The costs of lab tests could be a reason for the low participation, HIV Council Co-Chair Carl Schmid told Bloomberg Law at the time.

The panel Thursday also asked the National Institutes of Health and the CDC to review their guidance on how often people on Truvada—also known as pre-exposure prophylaxis, or PrEP—need to see their doctors or get certain tests to stay on the drug.

The panel recommended that the department collect data about participants—including location, race, ethnicity, sexual orientation, and gender identity—and more aggressively educate providers on prescribing PrEP.

The HHS also announced Thursday that it awarded a $4 million contract to TrialCard, a drug access technology company, to enroll participants in the free PrEP program.
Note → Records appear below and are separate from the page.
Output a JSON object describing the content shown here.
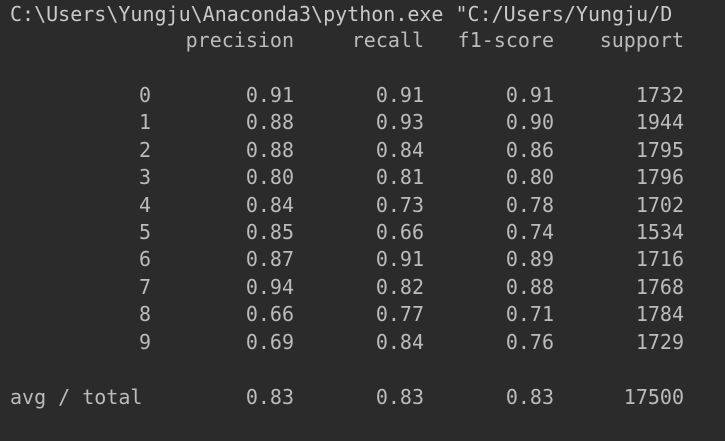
{
  "console": {
    "command": "C:\\Users\\Yungju\\Anaconda3\\python.exe \"C:/Users/Yungju/D",
    "headers": [
      "precision",
      "recall",
      "f1-score",
      "support"
    ],
    "rows": [
      {
        "label": "0",
        "precision": "0.91",
        "recall": "0.91",
        "f1": "0.91",
        "support": "1732"
      },
      {
        "label": "1",
        "precision": "0.88",
        "recall": "0.93",
        "f1": "0.90",
        "support": "1944"
      },
      {
        "label": "2",
        "precision": "0.88",
        "recall": "0.84",
        "f1": "0.86",
        "support": "1795"
      },
      {
        "label": "3",
        "precision": "0.80",
        "recall": "0.81",
        "f1": "0.80",
        "support": "1796"
      },
      {
        "label": "4",
        "precision": "0.84",
        "recall": "0.73",
        "f1": "0.78",
        "support": "1702"
      },
      {
        "label": "5",
        "precision": "0.85",
        "recall": "0.66",
        "f1": "0.74",
        "support": "1534"
      },
      {
        "label": "6",
        "precision": "0.87",
        "recall": "0.91",
        "f1": "0.89",
        "support": "1716"
      },
      {
        "label": "7",
        "precision": "0.94",
        "recall": "0.82",
        "f1": "0.88",
        "support": "1768"
      },
      {
        "label": "8",
        "precision": "0.66",
        "recall": "0.77",
        "f1": "0.71",
        "support": "1784"
      },
      {
        "label": "9",
        "precision": "0.69",
        "recall": "0.84",
        "f1": "0.76",
        "support": "1729"
      }
    ],
    "total": {
      "label": "avg / total",
      "precision": "0.83",
      "recall": "0.83",
      "f1": "0.83",
      "support": "17500"
    },
    "colors": {
      "background": "#2b2b2b",
      "text": "#bbbbbb"
    }
  }
}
TrialCard will also maintain the network of participating pharmacies and distribute the drug, which was donated by Gilead, to patients.

Pandemic

Efforts to increase HIV testing and distributing PrEP are hampered by the Covid-19 pandemic. The council passed another resolution asking HHS Secretary Alex Azar to increase HIV funding for community organizations; state and local health departments; and the nurses, doctors, and other health workers focusing on HIV.

Council members said in June there is increased access to HIV-related care through telehealth during the pandemic but said the services need monitoring.

The council recommended that some pandemic-related regulatory waivers in HIV services be evaluated as possible permanent changes, including 90-day refills of prescription drugs and fewer reporting requirements. The administration has already said it intends to make permanent several general telehealth waivers that came about as a result of the public-health emergency.

Nondiscrimination Protections

In a third resolution, the HIV council urged Azar to drop a regulation that would remove LGBT people from the Affordable Care Act’s non-discrimination protections. The several lawsuits have been filed, challenging the rule. It’s slated to go into effect Aug. 18.

If the rule is put into place, the resolution recommended that the HHS Office for Civil Rights create a system for reporting instances when people are denied care based on “actual or perceived sexual orientation or gender identity.”

Four members of the HIV/AIDS panel previously sent a letter urging the Trump administration to avoid taking actions that could hinder LGBT individuals’ ability to get care.

To contact the reporter on this story: Shira Stein in Washington at sstein@bloomberglaw.com

To contact the editors responsible for this story: Fawn Johnson at fjohnson@bloomberglaw.com; Brent Bierman at bbierman@bloomberglaw.com